Re July 26 letter by Paul Archer, “Get the storm warnings off my screen”
Kudus to Archer. His letter speaks for me. I have wanted to write to the National Weather Service time after time when our TV programs have been interrupted by these lengthy and, in my opinion, redundant storm warnings.
We’re not out in Kansas. We are not vulnerable to killer tornados that send citizens into their storm cellars. Heck, we don’t even have storm cellars to go to in our area if a rare tornado were to hit. But to stop all programming for a thunderstorm in an area that has thunderstorms in summer virtually every other day, as is common in all communities near the ocean along the East coast, is ridiculous.
There will always be fools who dare the weather and gallantly commit to hurricane party celebrations to show how daring they are, how fearless and, how downright stupid they truly are.
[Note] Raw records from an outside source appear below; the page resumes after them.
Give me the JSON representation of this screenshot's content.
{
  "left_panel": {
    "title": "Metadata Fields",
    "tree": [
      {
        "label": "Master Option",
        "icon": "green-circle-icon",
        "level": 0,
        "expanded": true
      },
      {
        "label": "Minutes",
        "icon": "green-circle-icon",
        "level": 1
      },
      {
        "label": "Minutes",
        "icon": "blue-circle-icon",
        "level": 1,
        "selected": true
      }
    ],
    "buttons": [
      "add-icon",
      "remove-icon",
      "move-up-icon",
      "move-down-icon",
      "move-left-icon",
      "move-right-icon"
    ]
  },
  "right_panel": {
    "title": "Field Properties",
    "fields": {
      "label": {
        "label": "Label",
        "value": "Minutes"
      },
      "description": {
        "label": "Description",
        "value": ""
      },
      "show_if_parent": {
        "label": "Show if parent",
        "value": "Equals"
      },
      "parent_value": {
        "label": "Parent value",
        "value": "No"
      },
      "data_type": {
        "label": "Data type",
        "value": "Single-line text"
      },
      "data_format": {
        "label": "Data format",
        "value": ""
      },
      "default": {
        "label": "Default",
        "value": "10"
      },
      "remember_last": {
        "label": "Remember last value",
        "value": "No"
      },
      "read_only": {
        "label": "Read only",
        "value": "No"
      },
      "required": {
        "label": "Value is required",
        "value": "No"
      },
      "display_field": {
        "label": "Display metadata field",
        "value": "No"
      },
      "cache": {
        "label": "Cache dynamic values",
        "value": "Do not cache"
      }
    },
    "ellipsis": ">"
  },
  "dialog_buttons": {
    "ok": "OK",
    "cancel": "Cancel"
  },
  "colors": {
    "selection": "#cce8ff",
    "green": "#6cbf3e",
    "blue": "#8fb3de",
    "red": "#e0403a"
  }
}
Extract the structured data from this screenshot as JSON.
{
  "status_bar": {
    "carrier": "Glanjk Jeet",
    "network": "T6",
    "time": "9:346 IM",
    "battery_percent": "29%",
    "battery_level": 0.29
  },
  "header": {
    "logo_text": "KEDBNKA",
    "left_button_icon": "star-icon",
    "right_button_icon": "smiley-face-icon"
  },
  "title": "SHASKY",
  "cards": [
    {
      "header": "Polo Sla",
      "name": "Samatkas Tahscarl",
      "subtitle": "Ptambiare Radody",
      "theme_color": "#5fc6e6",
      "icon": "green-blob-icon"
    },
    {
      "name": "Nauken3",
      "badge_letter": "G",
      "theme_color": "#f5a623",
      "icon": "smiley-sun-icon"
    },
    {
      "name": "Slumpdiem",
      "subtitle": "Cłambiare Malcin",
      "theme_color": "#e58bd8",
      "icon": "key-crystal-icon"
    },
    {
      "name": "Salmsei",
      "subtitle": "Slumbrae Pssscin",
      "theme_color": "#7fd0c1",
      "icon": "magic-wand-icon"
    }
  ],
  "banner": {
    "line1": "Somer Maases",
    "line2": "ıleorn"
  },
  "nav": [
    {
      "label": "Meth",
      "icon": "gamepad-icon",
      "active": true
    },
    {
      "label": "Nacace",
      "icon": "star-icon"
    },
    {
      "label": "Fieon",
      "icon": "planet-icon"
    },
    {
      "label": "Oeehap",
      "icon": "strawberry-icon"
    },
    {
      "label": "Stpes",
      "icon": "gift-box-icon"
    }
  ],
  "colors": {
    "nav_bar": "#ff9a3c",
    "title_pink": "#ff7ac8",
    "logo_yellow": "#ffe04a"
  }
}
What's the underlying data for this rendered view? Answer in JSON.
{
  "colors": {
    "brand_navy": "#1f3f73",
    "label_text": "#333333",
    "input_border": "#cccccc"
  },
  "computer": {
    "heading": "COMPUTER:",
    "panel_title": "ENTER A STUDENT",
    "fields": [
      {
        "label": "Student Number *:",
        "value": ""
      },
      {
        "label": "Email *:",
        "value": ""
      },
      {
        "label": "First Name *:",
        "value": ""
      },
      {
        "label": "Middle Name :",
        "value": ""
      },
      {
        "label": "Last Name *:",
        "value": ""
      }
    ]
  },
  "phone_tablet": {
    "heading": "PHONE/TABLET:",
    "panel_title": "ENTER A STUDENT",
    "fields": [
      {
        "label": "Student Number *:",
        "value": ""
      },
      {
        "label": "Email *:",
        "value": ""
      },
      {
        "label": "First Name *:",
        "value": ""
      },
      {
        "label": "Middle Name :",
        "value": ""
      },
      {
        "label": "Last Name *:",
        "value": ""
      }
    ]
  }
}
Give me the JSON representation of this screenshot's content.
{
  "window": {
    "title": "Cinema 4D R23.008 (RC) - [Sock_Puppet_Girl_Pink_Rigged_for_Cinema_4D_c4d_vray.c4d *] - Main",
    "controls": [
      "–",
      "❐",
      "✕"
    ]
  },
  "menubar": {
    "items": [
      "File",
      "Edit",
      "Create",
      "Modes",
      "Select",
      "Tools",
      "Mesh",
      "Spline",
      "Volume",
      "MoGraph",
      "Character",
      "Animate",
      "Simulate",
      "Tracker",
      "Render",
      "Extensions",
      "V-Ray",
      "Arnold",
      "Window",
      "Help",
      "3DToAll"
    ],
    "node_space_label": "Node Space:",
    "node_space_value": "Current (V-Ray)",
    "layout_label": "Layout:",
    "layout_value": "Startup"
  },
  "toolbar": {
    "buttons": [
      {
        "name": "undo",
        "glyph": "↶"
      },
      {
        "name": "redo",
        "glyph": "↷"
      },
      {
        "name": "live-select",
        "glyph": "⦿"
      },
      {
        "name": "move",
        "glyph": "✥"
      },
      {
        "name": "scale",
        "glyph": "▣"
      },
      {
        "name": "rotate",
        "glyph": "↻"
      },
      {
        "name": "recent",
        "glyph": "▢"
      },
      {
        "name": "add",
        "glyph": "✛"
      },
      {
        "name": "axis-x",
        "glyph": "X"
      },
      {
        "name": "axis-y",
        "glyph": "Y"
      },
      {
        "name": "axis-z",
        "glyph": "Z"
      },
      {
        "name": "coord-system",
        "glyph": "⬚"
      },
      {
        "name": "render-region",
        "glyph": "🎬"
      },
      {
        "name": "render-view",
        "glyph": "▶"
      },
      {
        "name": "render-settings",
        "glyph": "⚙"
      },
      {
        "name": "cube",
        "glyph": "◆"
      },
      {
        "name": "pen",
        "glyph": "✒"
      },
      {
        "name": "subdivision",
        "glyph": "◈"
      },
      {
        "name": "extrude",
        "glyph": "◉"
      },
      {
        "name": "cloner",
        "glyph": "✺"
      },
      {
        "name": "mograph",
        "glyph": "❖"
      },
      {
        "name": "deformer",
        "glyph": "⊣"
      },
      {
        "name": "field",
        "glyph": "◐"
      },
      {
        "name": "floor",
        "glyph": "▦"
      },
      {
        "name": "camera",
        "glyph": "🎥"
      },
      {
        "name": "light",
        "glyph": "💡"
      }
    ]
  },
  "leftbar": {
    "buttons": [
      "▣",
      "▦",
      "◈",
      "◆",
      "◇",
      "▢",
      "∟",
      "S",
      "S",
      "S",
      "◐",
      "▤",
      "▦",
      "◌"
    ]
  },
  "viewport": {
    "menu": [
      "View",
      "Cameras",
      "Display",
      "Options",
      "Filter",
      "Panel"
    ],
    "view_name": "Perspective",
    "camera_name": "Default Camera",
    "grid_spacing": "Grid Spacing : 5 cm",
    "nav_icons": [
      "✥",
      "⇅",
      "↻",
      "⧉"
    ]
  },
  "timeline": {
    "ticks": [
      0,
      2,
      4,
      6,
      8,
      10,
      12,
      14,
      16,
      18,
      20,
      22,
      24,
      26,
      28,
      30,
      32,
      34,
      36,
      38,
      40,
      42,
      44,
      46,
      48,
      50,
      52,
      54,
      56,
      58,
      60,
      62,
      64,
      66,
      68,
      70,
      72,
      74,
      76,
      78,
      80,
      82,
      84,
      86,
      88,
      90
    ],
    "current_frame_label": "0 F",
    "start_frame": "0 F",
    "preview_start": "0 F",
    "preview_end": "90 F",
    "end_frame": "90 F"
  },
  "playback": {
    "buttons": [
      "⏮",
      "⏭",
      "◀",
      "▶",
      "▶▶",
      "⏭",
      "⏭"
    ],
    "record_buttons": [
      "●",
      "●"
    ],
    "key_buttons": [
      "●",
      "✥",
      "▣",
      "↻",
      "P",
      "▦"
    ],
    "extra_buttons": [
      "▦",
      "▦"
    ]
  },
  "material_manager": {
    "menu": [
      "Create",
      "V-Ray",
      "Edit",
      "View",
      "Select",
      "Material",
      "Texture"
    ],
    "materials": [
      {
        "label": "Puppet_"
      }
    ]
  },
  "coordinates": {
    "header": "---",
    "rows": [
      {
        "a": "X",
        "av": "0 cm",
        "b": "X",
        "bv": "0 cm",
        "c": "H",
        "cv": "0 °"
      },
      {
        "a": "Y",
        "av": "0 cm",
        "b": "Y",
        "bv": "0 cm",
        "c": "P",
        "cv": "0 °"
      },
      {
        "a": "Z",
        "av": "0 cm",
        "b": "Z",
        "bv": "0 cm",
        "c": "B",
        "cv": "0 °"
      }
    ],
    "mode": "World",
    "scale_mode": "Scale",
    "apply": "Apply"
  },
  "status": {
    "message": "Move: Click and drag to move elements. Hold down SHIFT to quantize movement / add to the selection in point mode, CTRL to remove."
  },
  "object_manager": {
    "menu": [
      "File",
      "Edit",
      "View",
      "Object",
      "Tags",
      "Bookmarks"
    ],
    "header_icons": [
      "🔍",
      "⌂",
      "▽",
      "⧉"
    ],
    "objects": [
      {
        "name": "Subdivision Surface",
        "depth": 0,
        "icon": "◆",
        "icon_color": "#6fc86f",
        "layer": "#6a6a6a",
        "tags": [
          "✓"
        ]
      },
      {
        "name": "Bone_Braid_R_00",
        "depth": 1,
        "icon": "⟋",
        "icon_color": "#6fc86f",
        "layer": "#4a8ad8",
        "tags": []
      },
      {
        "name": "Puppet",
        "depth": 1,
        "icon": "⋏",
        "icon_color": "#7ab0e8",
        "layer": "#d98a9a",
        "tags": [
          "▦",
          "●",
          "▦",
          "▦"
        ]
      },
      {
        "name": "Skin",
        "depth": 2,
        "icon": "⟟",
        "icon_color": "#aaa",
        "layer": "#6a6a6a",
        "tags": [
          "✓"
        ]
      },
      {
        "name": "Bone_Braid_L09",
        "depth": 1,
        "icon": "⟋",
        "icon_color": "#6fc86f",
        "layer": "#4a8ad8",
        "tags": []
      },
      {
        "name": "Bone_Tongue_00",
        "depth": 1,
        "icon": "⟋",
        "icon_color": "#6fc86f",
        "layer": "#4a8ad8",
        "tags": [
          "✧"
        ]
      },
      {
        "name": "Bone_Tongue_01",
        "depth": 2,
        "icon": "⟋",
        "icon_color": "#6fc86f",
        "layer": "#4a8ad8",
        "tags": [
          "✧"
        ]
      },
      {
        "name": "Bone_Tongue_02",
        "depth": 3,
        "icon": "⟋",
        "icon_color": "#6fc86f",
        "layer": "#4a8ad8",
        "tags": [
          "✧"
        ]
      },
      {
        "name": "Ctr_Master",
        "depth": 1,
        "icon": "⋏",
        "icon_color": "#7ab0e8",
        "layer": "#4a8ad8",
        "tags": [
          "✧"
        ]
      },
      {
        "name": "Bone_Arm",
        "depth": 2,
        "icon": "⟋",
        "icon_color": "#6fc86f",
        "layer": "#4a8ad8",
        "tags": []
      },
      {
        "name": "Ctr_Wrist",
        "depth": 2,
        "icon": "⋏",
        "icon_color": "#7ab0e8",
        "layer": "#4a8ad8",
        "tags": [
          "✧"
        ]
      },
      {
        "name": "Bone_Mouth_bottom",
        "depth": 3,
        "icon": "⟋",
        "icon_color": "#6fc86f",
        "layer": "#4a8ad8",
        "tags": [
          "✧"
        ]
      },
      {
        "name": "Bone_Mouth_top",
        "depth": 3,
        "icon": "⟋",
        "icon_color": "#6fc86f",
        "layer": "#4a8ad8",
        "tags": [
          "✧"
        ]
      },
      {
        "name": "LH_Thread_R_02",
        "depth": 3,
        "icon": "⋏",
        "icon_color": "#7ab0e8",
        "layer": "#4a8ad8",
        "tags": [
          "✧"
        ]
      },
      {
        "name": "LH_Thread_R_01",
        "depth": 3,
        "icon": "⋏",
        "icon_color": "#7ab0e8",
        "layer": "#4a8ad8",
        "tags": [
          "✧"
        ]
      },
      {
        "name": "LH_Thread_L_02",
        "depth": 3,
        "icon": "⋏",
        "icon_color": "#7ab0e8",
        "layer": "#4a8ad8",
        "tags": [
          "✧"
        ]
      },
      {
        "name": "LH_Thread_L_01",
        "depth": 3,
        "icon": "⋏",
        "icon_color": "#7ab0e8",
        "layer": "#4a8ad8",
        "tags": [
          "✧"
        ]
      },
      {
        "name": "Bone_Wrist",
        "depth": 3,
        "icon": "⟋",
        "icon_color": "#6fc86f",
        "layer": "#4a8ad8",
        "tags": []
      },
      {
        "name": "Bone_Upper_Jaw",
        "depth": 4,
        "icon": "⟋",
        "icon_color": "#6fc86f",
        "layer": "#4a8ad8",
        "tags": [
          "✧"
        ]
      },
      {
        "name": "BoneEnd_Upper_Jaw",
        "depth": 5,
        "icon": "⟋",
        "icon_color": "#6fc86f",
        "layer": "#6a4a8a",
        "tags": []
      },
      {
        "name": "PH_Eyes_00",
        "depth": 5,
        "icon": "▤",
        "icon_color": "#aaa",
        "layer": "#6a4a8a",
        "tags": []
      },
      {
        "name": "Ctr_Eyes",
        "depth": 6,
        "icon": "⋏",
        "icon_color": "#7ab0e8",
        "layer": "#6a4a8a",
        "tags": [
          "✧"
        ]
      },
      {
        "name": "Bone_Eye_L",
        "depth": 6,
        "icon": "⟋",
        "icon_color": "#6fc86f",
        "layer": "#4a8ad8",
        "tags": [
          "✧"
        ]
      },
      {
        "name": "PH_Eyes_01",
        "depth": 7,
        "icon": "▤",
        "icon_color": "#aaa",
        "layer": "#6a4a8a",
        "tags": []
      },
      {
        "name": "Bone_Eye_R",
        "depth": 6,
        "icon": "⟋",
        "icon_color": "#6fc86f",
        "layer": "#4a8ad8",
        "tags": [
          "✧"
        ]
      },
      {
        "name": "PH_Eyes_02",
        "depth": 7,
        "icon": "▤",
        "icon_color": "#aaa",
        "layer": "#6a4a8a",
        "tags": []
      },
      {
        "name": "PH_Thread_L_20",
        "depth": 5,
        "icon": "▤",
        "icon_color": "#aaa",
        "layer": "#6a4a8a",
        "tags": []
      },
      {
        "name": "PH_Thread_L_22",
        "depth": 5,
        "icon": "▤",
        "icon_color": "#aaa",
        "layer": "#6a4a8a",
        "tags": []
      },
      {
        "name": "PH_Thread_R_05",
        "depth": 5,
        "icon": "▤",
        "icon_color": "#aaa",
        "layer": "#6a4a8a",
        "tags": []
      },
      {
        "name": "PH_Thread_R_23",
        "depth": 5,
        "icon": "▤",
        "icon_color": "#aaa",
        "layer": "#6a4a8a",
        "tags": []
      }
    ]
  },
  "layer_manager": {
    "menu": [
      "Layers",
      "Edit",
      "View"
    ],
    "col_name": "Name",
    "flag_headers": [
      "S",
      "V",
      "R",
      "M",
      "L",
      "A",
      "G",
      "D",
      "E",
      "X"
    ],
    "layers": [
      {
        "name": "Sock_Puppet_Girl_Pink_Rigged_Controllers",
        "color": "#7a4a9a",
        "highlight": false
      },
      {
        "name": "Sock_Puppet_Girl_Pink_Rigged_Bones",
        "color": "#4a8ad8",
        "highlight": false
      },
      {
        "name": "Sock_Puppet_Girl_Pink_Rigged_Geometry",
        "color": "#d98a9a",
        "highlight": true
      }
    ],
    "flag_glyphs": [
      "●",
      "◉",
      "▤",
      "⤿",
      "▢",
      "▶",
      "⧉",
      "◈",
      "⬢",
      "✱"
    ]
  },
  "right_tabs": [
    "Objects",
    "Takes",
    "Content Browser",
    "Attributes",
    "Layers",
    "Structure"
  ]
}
They’ll stand on jetties and may be swept away. Those are the folks those warnings are really intended for. Because most sane people avoid exposing themselves and their families to danger.
For the thousands of us who live in a thunderstorm-prone area, we know better. We don’t need to be reminded to take shelter, to keep away from windows. And there is little need for hysterical warnings, buzzers and sirens on the TV to get our attention. Half the time the areas the warnings are for are 100 miles away from us, maybe in another state.
So my plea to the National Weather Service is to stop crying wolf. By continuing to do so you’ve lost your audience, and maybe cost some lives when the real emergency comes along.
Same message to the TV channels: Stop interrupting TV programming. A simple banner along the bottom of the screen will be more than sufficient. Of course, you are most welcome to run what you want when the commercials are on.
The writer lives in Myrtle Beach.